cd /path/to/your/appium/test/code
bundle update
rake ios

killall -9 "iPhone Simulator" &> /dev/null || true
killall -9 instruments &> /dev/null || true

Similar to the Android job, we’re using kill to end a process (in this case two processes) and making sure the command returns true if it doesn’t exist. This protects us in the event that the test suite doesn’t complete as planned (leaving a simulator around) or if the simulator doesn’t close instruments cleanly (which can happen).

If we save this and build it, then we will see the iPhone Simulator load, launch the app, run the tests, and then close the simulator.

Running Tests On Sauce

We’ve covered running things locally on the CI server, now let’s create a job to run our tests on Sauce.

Let’s create another copy of the Appium Android job and modify the build commands.

Since we’re not going to be running locally, we can remove the kill line. We’ll then specify our Sauce credentials (through environment variables) and update the rake command to specify 'sauce' as a location. When we’re done, our Command window should look like this:

export SAUCE_USERNAME=your-username
export SAUCE_ACCESS_KEY=your-access-key

cd /path/to/your/appium/test/code
bundle update
rake android['sauce']

If we save this and build it, our tests will now run on Sauce Labs. And you can view them as they happen on your Sauce Labs Account Page.

An iOS job would be identical to this, except for the job name (e.g., Appium iOS Sauce) and the rake incantation (which would be rake ios['sauce'].
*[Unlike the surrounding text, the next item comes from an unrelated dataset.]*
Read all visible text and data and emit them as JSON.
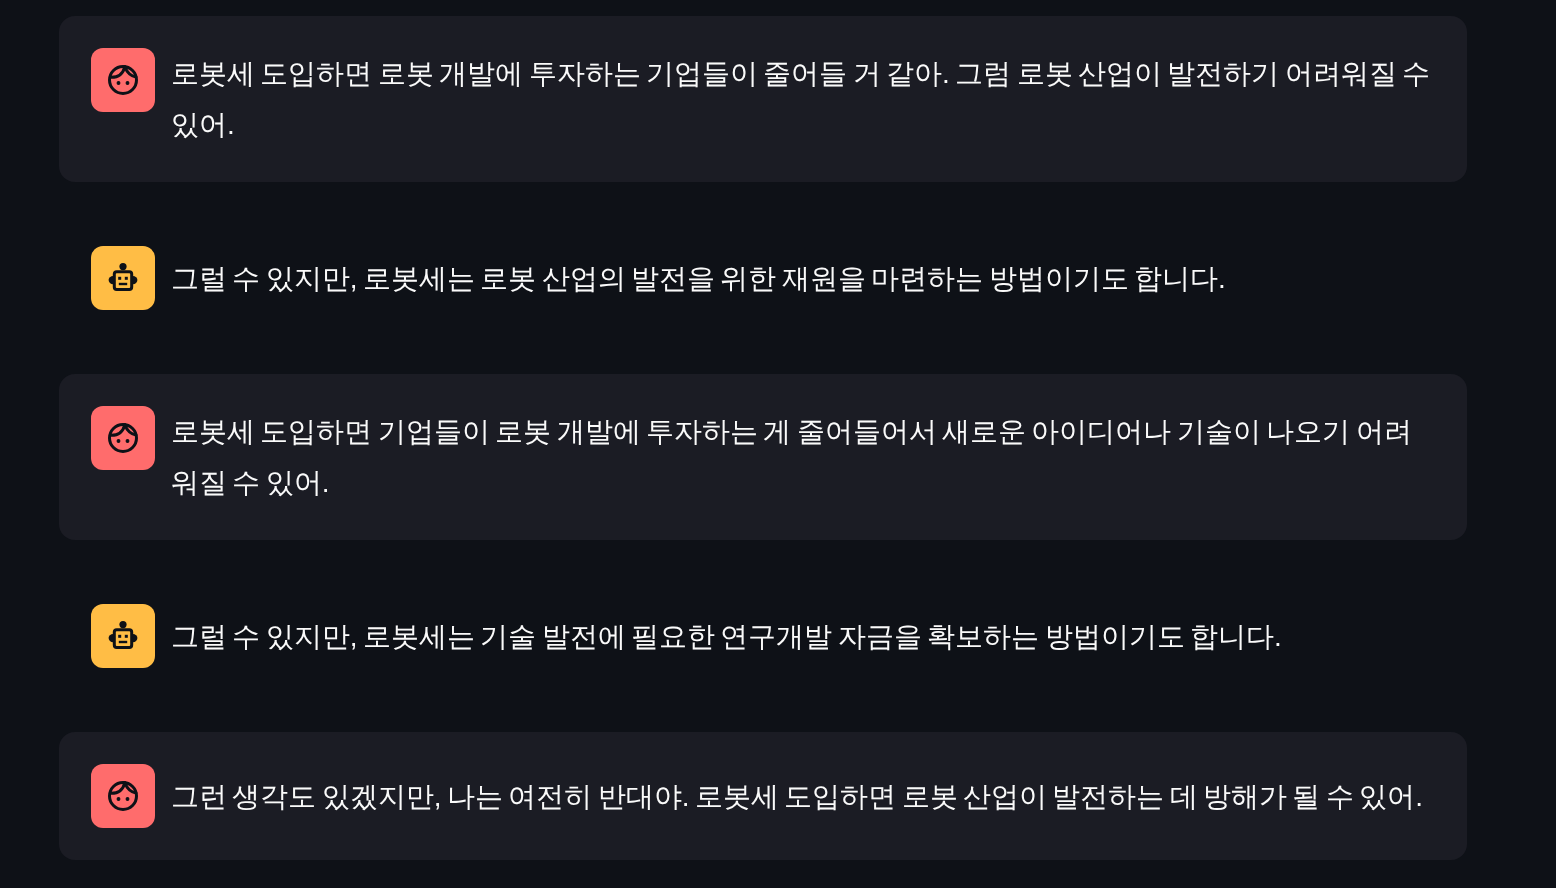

Outro

Now that we have our Appium tests wired up for automatic execution, we’re now able to configure them to run based on various triggers (e.g., other CI jobs, a schedule, etc.). Find what works for you and your development team’s workflow, and make it happen.

Read:  Chapter 1 Chapter 2 | Chapter 3 | Chapter 4 | Chapter 5 | Chapter 6 | Chapter 7 | Chapter 8

About Dave Haeffner: Dave is a recent Appium convert and the author of Elemental Selenium (a free, once weekly Selenium tip newsletter that is read by thousands of testing professionals) as well as The Selenium Guidebook (a step-by-step guide on how to use Selenium Successfully). He is also the creator and maintainer of ChemistryKit (an open-source Selenium framework). He has helped numerous companies successfully implement automated acceptance testing; including The Motley Fool, ManTech International, Sittercity, and Animoto. He is a founder and co-organizer of the Selenium Hangout and has spoken at numerous conferences and meetups about acceptance testing.

Follow Dave on Twitter – @tourdedave